------ Recorded data ------
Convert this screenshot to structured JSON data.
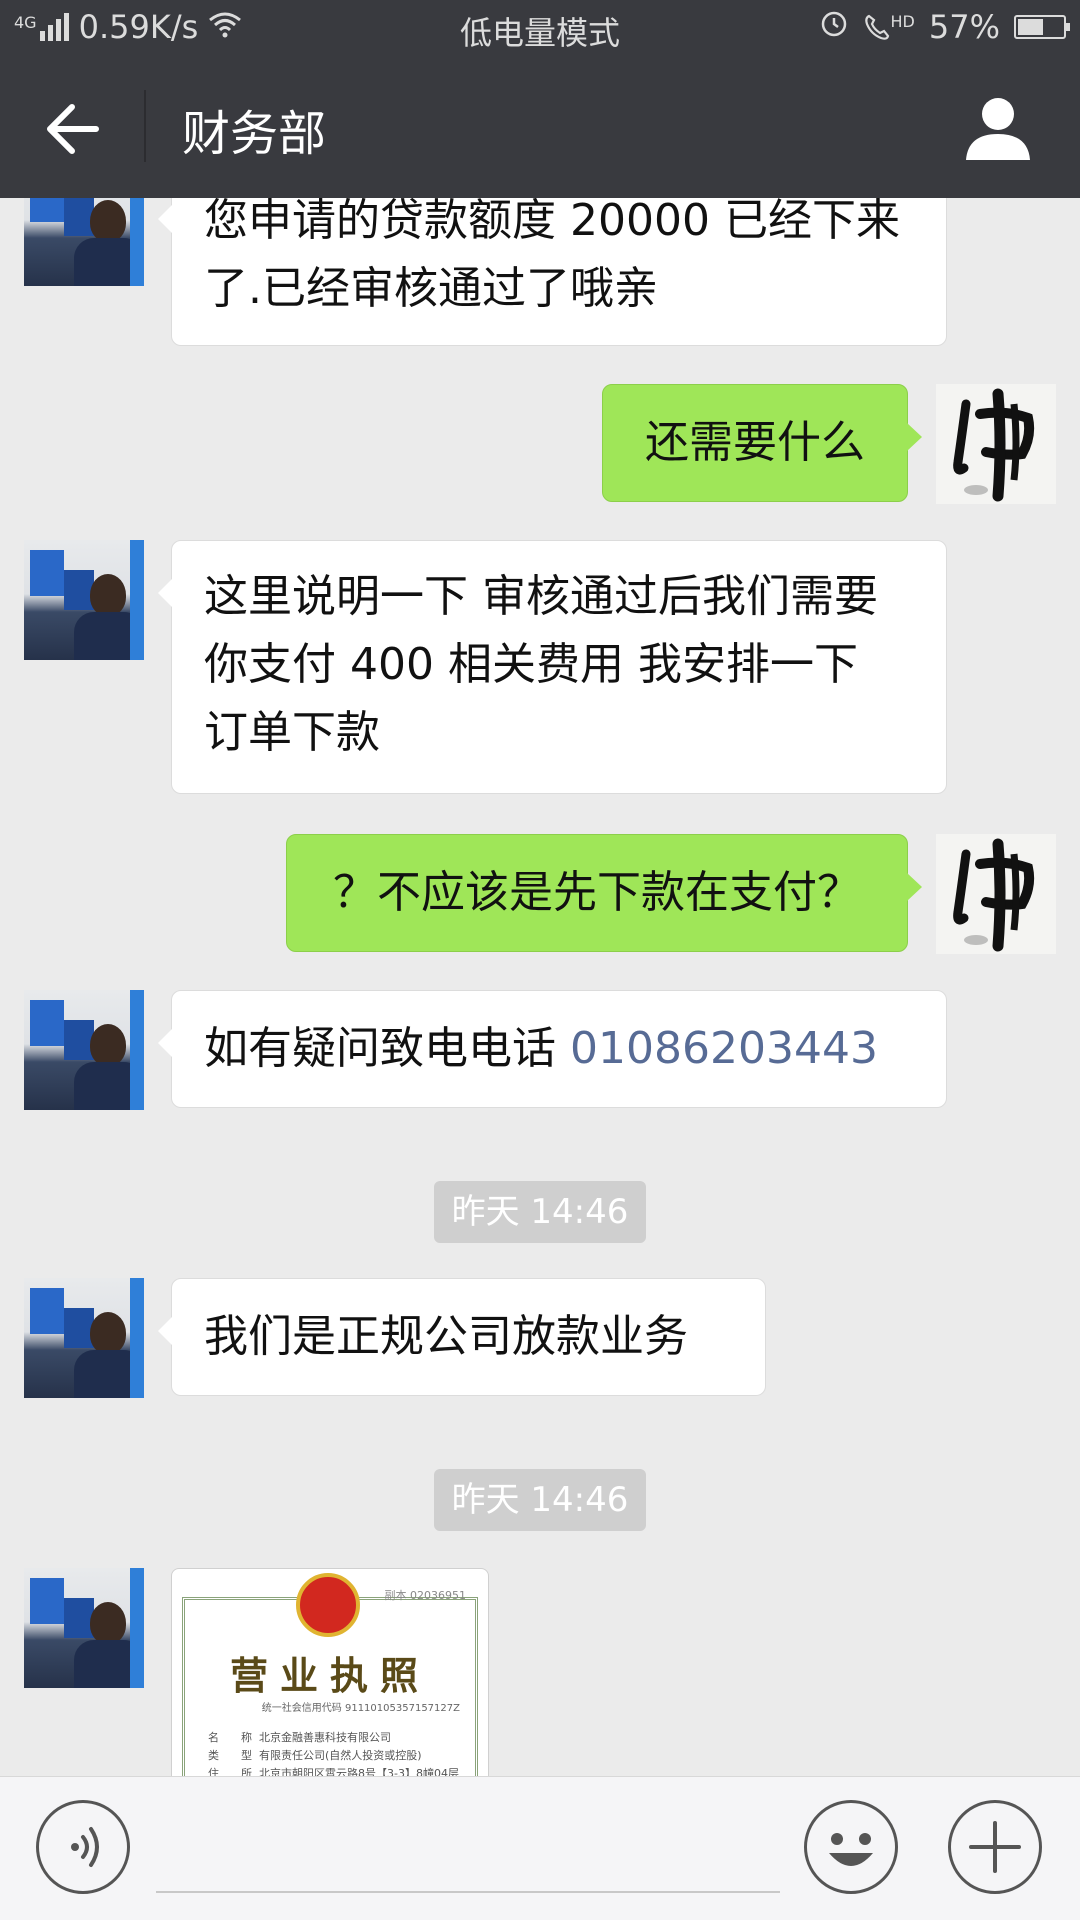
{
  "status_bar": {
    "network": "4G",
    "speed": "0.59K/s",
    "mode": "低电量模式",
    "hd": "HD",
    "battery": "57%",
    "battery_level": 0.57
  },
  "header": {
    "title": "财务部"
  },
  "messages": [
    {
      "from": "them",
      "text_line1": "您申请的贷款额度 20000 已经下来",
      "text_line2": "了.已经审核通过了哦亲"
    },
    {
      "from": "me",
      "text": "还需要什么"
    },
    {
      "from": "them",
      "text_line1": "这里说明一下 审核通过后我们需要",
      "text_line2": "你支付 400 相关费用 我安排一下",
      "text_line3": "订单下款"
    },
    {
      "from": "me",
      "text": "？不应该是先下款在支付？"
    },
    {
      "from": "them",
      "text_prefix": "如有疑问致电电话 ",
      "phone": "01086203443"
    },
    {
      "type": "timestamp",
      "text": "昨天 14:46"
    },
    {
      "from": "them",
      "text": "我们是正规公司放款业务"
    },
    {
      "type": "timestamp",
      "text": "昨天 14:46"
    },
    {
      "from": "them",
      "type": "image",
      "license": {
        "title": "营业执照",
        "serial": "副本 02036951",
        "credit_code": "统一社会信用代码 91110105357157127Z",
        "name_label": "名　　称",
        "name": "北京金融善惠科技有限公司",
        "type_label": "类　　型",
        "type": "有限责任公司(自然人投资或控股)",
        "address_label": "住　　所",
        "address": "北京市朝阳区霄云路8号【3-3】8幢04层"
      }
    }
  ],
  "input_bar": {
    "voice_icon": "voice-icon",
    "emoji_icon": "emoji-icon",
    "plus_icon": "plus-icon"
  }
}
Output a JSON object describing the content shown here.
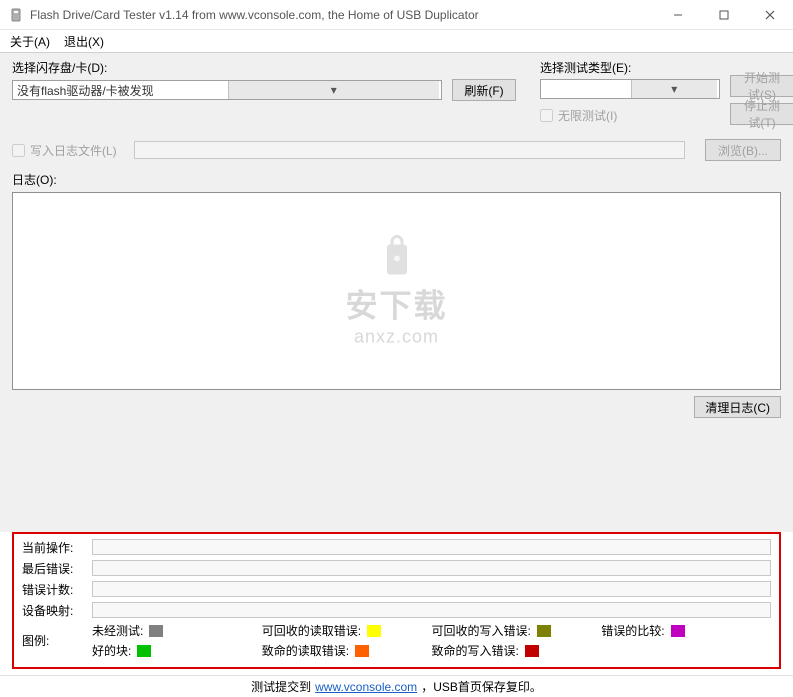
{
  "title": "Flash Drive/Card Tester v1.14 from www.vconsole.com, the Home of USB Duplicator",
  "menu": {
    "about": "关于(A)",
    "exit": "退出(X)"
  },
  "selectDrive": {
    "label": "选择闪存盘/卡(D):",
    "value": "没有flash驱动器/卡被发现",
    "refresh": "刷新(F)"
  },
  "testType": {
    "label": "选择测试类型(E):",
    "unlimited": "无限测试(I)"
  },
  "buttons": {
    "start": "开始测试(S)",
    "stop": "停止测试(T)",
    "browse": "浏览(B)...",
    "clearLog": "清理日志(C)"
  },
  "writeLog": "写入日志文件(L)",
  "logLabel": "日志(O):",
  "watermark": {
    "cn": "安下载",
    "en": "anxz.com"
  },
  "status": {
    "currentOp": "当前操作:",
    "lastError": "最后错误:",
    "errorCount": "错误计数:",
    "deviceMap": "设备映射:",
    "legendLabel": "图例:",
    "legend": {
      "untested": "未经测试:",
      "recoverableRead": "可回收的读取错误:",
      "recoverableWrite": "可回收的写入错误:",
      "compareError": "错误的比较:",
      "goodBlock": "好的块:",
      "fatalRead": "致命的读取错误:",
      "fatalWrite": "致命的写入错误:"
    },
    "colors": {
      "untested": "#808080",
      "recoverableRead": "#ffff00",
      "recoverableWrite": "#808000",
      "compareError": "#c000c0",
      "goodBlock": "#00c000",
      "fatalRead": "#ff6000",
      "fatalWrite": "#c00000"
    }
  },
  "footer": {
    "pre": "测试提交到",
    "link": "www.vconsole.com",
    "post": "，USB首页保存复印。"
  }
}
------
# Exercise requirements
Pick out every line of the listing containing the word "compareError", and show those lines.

# Written answer
      "compareError": "错误的比较:",
      "compareError": "#c000c0",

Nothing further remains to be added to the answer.